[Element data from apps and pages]
........
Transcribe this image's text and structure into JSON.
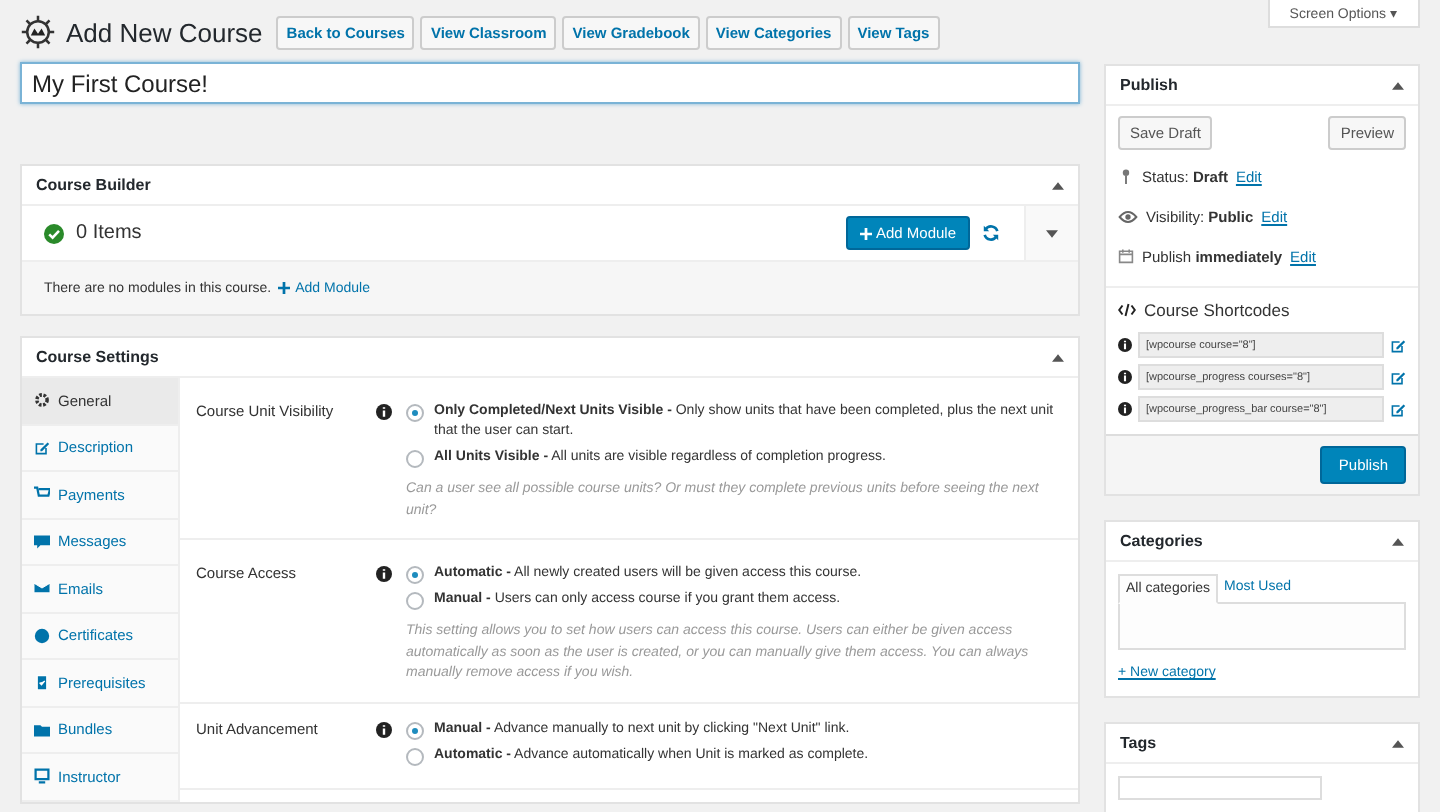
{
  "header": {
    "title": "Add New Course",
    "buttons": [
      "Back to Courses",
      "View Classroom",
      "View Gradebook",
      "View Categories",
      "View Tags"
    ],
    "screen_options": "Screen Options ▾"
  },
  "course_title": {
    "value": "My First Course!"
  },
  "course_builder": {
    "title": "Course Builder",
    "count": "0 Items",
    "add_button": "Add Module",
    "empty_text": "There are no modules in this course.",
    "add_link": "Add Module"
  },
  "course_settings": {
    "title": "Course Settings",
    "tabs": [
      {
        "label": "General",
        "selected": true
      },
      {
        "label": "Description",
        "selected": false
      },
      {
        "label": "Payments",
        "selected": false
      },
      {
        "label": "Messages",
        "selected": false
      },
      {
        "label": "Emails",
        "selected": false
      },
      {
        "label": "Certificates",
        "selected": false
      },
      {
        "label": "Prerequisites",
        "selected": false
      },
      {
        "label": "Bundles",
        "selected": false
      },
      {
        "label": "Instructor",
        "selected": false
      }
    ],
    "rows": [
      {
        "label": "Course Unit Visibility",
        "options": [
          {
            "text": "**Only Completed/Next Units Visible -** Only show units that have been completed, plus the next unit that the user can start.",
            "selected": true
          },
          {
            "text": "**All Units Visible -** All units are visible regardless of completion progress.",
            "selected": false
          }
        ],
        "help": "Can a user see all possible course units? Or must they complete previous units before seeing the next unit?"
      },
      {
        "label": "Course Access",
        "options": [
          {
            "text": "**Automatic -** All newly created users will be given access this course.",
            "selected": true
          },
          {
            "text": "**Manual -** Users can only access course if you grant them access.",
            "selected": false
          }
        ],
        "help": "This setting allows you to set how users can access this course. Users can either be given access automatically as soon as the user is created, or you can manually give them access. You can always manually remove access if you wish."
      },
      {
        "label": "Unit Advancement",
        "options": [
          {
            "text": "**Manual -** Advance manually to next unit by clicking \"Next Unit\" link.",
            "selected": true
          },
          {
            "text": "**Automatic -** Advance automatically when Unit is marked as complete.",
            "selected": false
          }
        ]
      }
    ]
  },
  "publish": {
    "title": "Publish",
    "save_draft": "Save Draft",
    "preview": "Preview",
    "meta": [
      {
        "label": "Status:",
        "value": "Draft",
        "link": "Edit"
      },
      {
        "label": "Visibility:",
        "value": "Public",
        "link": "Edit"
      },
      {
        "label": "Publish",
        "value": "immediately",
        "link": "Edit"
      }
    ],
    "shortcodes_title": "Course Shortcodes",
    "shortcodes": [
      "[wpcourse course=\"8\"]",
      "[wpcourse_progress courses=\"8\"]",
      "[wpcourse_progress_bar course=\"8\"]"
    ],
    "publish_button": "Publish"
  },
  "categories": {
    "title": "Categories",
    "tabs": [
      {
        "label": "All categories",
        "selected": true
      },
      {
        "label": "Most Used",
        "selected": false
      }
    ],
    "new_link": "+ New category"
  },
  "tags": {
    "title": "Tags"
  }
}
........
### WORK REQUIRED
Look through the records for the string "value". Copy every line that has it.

### RESPONSE TO THIS EXERCISE
    "value": "My First Course!"
        "value": "Draft",
        "value": "Public",
        "value": "immediately",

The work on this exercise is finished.